(Photo: A speed van on Bóthar na dTreabh on Thursday morning)
This is a shortened preview version of this article. To read the rest of the story, including how each councillor voted and a map of the proposed changes, see this week’s Galway City Tribune.

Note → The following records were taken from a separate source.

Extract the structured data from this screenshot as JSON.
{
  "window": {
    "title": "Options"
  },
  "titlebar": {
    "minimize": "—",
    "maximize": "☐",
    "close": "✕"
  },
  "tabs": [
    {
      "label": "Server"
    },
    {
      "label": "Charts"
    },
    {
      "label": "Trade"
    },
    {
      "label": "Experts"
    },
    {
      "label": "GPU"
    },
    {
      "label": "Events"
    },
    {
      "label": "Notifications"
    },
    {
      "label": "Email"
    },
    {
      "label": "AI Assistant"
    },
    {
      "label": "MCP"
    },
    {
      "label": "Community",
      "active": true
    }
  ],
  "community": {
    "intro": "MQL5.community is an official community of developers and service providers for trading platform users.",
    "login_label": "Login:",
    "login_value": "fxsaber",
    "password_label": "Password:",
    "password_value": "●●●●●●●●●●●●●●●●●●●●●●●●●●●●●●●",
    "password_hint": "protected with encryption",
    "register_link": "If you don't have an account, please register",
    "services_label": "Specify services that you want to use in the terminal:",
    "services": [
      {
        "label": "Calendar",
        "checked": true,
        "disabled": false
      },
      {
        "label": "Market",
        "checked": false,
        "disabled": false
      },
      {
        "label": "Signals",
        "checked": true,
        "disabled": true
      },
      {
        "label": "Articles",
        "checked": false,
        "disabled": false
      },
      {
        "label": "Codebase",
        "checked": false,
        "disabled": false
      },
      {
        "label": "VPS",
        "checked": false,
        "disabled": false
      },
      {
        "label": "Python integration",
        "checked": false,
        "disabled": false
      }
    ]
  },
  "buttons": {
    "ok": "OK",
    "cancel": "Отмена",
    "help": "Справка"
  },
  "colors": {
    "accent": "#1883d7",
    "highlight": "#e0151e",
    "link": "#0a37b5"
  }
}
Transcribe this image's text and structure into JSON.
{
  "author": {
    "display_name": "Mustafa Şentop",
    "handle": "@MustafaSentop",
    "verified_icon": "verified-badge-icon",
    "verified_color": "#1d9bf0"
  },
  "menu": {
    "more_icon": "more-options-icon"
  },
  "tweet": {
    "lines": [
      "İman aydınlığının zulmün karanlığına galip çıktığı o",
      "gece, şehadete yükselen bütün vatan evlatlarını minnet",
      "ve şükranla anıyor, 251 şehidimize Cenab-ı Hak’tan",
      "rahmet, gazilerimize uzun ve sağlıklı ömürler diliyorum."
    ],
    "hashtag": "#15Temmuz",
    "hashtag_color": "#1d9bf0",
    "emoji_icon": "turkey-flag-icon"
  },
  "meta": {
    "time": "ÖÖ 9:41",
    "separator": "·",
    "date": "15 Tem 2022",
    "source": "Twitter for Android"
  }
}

You can buy a digital edition HERE.
Corrib to be opened up as new tourism and leisure blueway
From this week’s Galway City Tribune – The first steps are to be taken next year to explore the development of a ‘blueway’ tourism and leisure trail along the River Corrib, from Nimmo’s Pier and onto the lake itself.
This week, Galway City Council Chief Executive, Brendan McGrath, confirmed to the Galway City Tribune, that monies had been set aside to begin exploratory work on what will be known as the Great Western Blueway.
A figure of €65,000 has been allocated in the City Council’s 2021 annual budget to commission an initial study of what’s involved in the setting up a blueway trail on the Corrib.
“The Corrib river and the lake are a most wonderful natural asset for the entire western region and I have no doubt that this project has fantastic potential in terms of enhancing the tourism pulling power of the city and its environs,” Mr McGrath told the Galway City Tribune this week.
Should the project come to fruition, it would be the fifth such waterway attraction to be developed in the island of Ireland.
Already there are Blueways on the Shannon, from Drumshanbo to Lanesboro; the Shannon-Erne project from Leitrim village to Belturbet (Cavan); the Royal Canal at Mullingar; and at Lough Derg from Portumna to Scariff in Clare.
According to Mr McGrath, the attractions developed along the Great Western Blueway would be environmentally friendly, featuring such attractions as kayaking, paddling, adjacent cycle trails as well as scenic walkways and visitor centres.
This is a shortened preview version of this article. To read the rest of the story, see this week’s Galway City Tribune. You can buy a digital edition HERE.